Description of the task:
Could you print all the entries exactly?
☆ ☆ ☆ ☆
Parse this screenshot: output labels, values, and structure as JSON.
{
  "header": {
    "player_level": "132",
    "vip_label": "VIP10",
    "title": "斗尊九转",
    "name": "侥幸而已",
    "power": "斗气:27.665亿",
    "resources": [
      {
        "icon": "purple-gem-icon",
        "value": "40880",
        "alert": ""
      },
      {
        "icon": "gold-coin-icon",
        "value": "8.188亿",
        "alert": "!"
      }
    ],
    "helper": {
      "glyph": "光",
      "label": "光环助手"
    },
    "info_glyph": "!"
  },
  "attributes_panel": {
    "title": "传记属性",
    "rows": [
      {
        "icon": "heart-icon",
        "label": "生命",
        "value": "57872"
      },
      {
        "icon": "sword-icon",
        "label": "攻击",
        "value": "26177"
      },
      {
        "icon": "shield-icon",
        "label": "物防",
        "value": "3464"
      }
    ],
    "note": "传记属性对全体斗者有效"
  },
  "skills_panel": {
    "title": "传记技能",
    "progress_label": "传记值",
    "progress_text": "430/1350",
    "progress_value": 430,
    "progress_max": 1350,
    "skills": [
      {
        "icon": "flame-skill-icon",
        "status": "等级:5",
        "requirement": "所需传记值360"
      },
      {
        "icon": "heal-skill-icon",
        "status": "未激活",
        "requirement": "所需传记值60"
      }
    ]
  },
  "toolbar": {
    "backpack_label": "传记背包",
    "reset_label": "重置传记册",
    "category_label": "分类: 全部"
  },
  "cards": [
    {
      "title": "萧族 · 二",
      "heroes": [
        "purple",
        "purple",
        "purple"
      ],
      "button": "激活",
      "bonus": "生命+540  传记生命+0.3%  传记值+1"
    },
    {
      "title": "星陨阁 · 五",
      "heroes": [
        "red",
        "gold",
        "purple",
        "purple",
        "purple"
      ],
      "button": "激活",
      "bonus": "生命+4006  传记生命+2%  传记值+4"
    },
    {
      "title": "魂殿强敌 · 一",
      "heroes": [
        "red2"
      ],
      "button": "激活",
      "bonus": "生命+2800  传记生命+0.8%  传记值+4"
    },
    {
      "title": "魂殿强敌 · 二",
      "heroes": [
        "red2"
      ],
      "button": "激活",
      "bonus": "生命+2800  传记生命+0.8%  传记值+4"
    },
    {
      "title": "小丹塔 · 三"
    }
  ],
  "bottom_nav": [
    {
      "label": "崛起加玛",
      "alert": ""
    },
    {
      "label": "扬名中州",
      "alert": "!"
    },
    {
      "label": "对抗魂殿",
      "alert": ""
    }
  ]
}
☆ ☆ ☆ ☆
Written response:
Parse this screenshot: output labels, values, and structure as JSON.
{
  "header": {
    "player_level": "132",
    "vip_label": "VIP10",
    "title": "斗尊九转",
    "name": "侥幸而已",
    "power": "斗气:27.665亿",
    "resources": [
      {
        "icon": "purple-gem-icon",
        "value": "40880",
        "alert": ""
      },
      {
        "icon": "gold-coin-icon",
        "value": "8.188亿",
        "alert": "!"
      }
    ],
    "helper": {
      "glyph": "光",
      "label": "光环助手"
    },
    "info_glyph": "!"
  },
  "attributes_panel": {
    "title": "传记属性",
    "rows": [
      {
        "icon": "heart-icon",
        "label": "生命",
        "value": "57872"
      },
      {
        "icon": "sword-icon",
        "label": "攻击",
        "value": "26177"
      },
      {
        "icon": "shield-icon",
        "label": "物防",
        "value": "3464"
      }
    ],
    "note": "传记属性对全体斗者有效"
  },
  "skills_panel": {
    "title": "传记技能",
    "progress_label": "传记值",
    "progress_text": "430/1350",
    "progress_value": 430,
    "progress_max": 1350,
    "skills": [
      {
        "icon": "flame-skill-icon",
        "status": "等级:5",
        "requirement": "所需传记值360"
      },
      {
        "icon": "heal-skill-icon",
        "status": "未激活",
        "requirement": "所需传记值60"
      }
    ]
  },
  "toolbar": {
    "backpack_label": "传记背包",
    "reset_label": "重置传记册",
    "category_label": "分类: 全部"
  },
  "cards": [
    {
      "title": "萧族 · 二",
      "heroes": [
        "purple",
        "purple",
        "purple"
      ],
      "button": "激活",
      "bonus": "生命+540  传记生命+0.3%  传记值+1"
    },
    {
      "title": "星陨阁 · 五",
      "heroes": [
        "red",
        "gold",
        "purple",
        "purple",
        "purple"
      ],
      "button": "激活",
      "bonus": "生命+4006  传记生命+2%  传记值+4"
    },
    {
      "title": "魂殿强敌 · 一",
      "heroes": [
        "red2"
      ],
      "button": "激活",
      "bonus": "生命+2800  传记生命+0.8%  传记值+4"
    },
    {
      "title": "魂殿强敌 · 二",
      "heroes": [
        "red2"
      ],
      "button": "激活",
      "bonus": "生命+2800  传记生命+0.8%  传记值+4"
    },
    {
      "title": "小丹塔 · 三"
    }
  ],
  "bottom_nav": [
    {
      "label": "崛起加玛",
      "alert": ""
    },
    {
      "label": "扬名中州",
      "alert": "!"
    },
    {
      "label": "对抗魂殿",
      "alert": ""
    }
  ]
}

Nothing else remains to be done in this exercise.